Last fall, construction industry unemployment hit record lows, while construction wages hit record highs in an effort to lure skilled workers. But this April, as work across the U.S. ground to a halt as lockdown orders went into effect, the industry’s unemployment rate spiked to triple what it had been at the start of 2020.
The end of these lockdown orders brought dramatic rebounds later in spring, when the industry regained a total of 619,000 construction jobs in May and June. But per the Bureau of Labor Statistics’ most recent jobs report, 444,000 fewer construction jobs are filled now than at this time in 2019, and hiring workers back may take time. Major markets are bleak with the biggest, like San Francisco, Tampa and Nashville, operating at more than a 50% loss compared to this time last year.
A slow rebound for construction employment and the growing presence of artificial intelligence on the job site are a worrying combination.
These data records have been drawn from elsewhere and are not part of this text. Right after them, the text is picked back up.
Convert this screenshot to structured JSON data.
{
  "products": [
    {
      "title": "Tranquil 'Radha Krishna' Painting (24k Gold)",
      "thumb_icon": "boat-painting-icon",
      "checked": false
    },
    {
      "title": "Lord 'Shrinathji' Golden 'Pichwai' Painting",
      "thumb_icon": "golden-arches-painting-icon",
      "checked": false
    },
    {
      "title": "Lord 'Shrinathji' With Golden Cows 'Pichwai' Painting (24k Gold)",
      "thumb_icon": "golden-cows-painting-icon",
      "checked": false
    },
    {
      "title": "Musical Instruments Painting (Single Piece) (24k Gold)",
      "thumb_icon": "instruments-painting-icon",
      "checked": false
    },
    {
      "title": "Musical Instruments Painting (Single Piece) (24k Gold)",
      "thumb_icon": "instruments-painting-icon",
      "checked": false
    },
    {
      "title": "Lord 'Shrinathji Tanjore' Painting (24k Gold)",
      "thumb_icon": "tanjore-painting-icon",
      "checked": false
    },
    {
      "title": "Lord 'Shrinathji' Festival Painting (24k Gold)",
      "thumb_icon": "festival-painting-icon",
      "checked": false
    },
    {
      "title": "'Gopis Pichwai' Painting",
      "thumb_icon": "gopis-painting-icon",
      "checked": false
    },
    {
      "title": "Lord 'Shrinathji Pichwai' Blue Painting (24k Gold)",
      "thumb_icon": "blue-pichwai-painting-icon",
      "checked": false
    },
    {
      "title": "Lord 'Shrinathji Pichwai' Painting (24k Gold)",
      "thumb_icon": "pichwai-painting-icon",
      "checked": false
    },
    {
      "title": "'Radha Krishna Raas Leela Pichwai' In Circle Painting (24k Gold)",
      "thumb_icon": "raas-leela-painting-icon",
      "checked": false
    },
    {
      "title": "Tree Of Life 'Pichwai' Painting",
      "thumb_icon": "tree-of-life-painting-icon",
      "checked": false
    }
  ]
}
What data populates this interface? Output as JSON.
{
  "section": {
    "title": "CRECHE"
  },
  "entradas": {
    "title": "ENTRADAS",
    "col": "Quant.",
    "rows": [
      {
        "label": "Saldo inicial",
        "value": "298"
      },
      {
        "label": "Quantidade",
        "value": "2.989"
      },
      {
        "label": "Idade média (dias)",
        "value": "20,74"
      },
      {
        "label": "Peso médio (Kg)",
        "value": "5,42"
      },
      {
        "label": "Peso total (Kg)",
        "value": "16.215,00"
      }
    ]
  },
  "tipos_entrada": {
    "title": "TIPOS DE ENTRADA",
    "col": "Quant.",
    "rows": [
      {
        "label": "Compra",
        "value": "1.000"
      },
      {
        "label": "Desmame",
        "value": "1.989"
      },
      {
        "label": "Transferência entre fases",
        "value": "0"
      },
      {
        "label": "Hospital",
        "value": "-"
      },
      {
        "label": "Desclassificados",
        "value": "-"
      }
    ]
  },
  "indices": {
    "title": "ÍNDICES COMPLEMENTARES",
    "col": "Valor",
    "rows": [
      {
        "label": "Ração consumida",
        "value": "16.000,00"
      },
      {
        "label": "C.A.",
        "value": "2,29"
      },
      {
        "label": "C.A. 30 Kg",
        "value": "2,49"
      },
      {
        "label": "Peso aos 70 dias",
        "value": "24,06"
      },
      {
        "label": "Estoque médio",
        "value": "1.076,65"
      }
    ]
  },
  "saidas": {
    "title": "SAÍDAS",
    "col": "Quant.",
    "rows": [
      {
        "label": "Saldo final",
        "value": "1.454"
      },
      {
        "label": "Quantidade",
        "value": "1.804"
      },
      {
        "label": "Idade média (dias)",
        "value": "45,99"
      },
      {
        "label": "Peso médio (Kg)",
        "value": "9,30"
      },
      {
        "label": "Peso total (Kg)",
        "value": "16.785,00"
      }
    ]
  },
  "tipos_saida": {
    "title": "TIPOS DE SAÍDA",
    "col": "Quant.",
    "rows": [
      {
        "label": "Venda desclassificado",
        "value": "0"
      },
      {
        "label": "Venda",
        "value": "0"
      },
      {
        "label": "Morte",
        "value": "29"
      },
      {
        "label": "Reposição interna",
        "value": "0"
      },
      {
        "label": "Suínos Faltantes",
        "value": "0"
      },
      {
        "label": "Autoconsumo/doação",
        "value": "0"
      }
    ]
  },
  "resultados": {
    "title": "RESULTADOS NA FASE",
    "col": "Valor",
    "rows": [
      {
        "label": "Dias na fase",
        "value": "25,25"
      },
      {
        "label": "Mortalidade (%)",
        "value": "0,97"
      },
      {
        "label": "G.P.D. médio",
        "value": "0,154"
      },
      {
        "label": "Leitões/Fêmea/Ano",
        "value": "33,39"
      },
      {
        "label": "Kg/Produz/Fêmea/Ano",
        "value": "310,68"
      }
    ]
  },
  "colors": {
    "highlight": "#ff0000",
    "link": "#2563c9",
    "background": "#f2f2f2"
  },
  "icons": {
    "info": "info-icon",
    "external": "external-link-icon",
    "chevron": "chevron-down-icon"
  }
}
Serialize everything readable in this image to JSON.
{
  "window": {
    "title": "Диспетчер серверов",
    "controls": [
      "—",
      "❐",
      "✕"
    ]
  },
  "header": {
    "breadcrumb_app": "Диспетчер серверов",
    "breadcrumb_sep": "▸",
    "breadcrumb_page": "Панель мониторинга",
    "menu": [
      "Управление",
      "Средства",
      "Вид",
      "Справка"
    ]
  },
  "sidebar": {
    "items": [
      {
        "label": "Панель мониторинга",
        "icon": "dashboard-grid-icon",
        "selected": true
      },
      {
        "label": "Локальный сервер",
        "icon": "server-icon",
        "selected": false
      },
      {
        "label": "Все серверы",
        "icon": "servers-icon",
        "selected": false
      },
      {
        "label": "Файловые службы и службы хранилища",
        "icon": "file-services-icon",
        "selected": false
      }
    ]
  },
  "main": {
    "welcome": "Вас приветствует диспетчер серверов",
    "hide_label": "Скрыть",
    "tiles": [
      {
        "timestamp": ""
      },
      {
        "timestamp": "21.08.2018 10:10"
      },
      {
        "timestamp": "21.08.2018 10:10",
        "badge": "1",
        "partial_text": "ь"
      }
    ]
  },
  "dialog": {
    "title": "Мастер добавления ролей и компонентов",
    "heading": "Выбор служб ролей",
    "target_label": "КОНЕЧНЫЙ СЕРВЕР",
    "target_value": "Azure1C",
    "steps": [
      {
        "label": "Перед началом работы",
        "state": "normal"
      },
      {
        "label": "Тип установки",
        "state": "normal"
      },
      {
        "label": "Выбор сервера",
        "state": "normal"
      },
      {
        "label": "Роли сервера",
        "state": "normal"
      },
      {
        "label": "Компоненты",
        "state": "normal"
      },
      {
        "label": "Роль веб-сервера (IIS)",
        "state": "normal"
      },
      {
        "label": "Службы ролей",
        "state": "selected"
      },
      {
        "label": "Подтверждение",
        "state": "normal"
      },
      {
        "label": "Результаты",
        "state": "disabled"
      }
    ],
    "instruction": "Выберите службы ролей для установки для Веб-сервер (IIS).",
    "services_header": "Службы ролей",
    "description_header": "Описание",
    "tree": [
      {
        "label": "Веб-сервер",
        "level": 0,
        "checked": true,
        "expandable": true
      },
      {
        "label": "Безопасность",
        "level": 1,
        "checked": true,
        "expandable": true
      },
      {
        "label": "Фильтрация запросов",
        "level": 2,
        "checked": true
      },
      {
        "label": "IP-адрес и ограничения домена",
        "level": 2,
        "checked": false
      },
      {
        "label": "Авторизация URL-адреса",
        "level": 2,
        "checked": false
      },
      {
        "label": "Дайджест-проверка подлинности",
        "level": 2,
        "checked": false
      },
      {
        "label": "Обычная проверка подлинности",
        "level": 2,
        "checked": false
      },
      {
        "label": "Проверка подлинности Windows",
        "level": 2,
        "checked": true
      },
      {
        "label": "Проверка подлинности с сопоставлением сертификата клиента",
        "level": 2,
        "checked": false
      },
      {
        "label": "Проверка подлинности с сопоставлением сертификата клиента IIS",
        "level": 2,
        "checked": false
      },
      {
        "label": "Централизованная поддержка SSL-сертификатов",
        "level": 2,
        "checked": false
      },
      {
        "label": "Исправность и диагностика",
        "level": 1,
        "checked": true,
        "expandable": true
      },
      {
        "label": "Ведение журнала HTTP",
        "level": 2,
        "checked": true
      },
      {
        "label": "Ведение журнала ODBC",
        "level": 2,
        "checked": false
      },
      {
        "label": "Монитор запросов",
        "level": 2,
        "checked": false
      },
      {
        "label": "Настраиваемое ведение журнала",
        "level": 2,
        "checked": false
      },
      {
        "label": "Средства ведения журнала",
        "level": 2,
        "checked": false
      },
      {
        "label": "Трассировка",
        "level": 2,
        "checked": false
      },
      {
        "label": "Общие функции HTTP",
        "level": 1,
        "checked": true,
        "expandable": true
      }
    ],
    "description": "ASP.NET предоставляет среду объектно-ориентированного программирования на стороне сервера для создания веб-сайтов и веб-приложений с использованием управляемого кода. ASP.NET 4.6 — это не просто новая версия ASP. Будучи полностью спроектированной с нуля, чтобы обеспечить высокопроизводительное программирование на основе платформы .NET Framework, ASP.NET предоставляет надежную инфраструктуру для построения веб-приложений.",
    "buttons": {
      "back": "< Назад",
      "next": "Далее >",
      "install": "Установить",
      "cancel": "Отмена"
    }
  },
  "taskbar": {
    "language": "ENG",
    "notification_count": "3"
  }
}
Across the real estate industry, concerns about robots usurping job opportunities are far from new.
But once workers are all back at work, the industry will still have a labor shortage, and in fact, the downturn could make it even worse.
According to National Geographic, Mortenson Co., a construction firm in Minneapolis, has worked with Built since 2018 to mitigate the labor shortage.
“Operators will say things like, Oh, hey, here come the job killers,” Derek Smith, lean innovation manager for Mortenson told National Geographic.
“But after they see that the robot takes away a lot of repetitive work and they still have plenty to do, that shifts pretty quickly ... We want to take away tasks that are repetitive. Then our operators concentrate on the tasks that involve more art.”
For better or worse, robotics and other next-generation technology are sinking their teeth into the construction industry, and for now, the cost-saving measures, efficiency boosts and pandemic prevention help they offer — from symptom monitoring and contact tracing apps to social distancing reminder microchips — may be critical to some companies’ survival.
Once they get through this period, Edwards said, he doesn’t think they will be looking back.
“Our clients and employees alike have embraced this new way of working,” Edwards of Skender said. “So, we expect to continue these tech-driven practices in the long-term, even when the imminent threat of COVID-19 subsides."